The eastern side of the park is dominated by lakes and papyrus swamp, alongside the Akagera River which is roughly the border between Rwanda and Tanzania. This wetland is the largest protected wetland in central Africa. More accessible in the south, this environment is obviously very good for birding, as well as hippo and crocodile viewing and sitatunga also live in this papyrus environment.
The west is made up of hills and mountain ranges with stunning views to the lakes in the east.
The south is unique for its patches of dry forest thickets alongside the largest lake in the park, Lake Ihema. The south can be a high game area at certain times of the year, with herds of buffalo, zebra and giraffe often seen here. It was once a savannah grassland and formed part of the central valley, however, overgrazing in this area has caused the growth of an invasive species which has taken over large parts of the savannah. Most of the central valley is now outside the park, so it is in the habitat management plan to remove significant areas of this invasive plant and hopefully restore this area to its former glory and attract more animals back to the area.

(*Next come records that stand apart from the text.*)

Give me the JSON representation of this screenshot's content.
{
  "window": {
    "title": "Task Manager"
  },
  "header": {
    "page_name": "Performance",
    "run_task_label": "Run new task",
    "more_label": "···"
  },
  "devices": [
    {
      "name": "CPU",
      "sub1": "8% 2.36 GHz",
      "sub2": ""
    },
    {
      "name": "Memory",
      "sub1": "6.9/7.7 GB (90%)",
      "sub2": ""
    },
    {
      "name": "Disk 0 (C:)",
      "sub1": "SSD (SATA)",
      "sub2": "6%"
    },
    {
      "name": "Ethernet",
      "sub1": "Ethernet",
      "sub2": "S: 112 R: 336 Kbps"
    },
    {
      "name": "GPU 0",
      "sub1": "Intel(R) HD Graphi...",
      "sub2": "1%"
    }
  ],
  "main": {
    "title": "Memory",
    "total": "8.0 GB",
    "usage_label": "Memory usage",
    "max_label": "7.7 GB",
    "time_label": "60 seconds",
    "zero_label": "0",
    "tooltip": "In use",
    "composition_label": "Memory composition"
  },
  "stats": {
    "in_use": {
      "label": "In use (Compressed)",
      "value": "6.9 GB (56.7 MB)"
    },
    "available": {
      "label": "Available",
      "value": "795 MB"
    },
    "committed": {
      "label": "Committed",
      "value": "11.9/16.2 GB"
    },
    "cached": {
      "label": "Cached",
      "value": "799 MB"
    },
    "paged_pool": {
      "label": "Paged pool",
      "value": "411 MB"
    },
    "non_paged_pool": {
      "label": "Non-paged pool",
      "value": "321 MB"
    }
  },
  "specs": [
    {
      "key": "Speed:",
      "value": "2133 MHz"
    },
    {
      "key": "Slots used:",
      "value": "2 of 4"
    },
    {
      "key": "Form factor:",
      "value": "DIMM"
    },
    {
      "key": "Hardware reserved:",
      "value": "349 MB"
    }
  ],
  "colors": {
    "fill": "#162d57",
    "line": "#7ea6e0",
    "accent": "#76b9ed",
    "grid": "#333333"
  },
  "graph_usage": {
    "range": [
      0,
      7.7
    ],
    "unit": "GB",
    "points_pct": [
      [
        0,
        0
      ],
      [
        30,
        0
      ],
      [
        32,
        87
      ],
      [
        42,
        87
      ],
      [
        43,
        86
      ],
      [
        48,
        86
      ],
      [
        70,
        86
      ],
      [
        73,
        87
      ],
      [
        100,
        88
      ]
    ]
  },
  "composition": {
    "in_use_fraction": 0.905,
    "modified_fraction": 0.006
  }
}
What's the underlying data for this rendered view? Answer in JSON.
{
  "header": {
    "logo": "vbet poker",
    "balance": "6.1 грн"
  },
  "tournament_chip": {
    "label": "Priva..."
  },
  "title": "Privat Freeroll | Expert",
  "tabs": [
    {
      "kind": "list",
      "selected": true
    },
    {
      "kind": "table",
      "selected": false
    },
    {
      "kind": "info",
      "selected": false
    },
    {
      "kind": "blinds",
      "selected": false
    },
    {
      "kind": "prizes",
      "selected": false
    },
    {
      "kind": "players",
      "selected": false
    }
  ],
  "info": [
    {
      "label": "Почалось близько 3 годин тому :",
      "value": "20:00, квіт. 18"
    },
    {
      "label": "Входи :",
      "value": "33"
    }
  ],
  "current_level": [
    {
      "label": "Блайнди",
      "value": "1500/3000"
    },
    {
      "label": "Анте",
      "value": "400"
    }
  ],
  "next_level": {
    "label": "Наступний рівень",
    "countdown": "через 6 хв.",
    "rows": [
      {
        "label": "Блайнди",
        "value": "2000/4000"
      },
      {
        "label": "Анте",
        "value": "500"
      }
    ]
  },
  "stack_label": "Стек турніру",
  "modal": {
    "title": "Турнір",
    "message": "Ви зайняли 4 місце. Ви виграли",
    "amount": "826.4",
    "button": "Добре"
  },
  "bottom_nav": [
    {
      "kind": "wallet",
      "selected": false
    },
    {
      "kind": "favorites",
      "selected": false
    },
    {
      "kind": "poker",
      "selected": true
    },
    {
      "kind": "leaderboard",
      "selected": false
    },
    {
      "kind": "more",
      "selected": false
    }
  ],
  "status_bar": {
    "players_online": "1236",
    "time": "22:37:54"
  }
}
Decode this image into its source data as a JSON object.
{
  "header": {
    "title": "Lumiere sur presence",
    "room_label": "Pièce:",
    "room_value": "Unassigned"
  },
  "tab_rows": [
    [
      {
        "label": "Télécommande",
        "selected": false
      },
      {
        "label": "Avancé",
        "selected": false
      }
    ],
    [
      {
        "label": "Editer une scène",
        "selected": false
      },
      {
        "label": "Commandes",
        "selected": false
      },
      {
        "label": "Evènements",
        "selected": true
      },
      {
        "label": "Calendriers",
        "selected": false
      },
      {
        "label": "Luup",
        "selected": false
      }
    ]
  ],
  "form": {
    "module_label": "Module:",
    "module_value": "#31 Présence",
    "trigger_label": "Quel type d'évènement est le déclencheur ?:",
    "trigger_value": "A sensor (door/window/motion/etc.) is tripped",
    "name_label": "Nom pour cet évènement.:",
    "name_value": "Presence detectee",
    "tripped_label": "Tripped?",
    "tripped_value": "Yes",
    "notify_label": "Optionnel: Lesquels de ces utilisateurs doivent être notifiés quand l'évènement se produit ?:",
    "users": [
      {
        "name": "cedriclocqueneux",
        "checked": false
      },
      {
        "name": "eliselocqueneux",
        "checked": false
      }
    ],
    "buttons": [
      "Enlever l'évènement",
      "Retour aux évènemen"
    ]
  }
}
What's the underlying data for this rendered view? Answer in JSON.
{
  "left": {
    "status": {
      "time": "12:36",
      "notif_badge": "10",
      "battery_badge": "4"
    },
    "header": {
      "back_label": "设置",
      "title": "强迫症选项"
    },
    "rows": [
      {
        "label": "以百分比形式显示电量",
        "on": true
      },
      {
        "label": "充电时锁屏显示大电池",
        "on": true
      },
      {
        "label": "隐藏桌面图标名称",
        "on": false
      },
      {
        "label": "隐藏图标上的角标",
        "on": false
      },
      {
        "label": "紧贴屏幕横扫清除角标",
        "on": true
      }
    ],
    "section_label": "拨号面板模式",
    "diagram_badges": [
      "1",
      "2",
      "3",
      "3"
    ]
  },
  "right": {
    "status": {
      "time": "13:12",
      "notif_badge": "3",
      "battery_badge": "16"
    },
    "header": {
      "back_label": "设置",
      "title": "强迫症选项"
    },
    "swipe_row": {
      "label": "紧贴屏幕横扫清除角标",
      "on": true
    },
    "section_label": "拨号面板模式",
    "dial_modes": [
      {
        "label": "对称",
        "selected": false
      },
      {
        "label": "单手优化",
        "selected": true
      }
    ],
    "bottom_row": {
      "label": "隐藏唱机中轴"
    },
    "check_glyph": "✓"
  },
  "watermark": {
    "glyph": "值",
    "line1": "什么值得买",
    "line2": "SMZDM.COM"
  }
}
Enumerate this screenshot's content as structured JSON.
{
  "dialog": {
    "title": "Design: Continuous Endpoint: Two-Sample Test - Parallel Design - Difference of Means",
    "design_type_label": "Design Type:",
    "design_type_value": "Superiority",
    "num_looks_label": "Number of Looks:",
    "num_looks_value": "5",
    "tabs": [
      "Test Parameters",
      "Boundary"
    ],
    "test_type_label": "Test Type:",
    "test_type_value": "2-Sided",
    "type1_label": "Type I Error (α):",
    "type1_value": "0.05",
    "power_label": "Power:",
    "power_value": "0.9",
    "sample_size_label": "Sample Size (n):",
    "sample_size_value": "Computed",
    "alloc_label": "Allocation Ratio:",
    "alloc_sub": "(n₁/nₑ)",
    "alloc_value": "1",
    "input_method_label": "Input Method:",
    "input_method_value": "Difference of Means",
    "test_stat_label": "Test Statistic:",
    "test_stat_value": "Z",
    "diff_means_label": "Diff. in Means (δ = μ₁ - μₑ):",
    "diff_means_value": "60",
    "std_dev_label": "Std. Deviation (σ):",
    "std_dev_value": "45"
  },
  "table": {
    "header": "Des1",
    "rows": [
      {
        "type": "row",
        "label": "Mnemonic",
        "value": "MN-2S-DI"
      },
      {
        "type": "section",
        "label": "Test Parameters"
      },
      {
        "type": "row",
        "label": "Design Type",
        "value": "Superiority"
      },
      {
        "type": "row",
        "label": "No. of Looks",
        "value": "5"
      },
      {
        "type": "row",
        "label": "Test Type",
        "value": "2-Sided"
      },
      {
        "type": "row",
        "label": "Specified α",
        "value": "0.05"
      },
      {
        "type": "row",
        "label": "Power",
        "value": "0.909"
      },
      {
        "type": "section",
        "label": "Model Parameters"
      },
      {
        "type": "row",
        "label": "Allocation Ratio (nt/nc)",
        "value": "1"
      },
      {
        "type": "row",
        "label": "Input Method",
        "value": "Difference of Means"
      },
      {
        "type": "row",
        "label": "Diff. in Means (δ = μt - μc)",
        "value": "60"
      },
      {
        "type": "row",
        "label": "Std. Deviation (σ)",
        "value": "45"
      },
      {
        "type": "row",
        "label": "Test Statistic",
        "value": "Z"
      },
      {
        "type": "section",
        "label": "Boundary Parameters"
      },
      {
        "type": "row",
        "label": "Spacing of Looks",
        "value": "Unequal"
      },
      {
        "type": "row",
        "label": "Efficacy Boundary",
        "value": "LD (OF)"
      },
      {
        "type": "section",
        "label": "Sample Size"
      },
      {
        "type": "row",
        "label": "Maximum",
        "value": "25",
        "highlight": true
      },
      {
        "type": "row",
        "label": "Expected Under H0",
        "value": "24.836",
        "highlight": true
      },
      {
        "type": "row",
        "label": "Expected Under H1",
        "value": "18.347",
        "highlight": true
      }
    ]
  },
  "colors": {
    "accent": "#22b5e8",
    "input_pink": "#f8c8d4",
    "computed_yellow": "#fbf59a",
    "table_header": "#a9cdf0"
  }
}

Towards the middle of the park is Mutumba, another special area. This is the highest part of the park and is made up of mainly high rolling grassy hills with stunning views. This area also has a lot of game. This is where you are likely to see eland and roan antelope - of which there are only 30+ in the park. In the north is Kilala, an expanse of savannah grassland, which never fails to have game grazing on the plain. Herds of buffalo, topi and zebra are always seen here.
Ruzizi Tented Lodge and Karenge Bush Camp are our favourite options which help support the park directly, being run by African Parks. With Magashi Camp opening in May 2019, this will be a fantastic high-end option for those who prefer more creature comforts, whilst still keeping that 'bush camp' feel.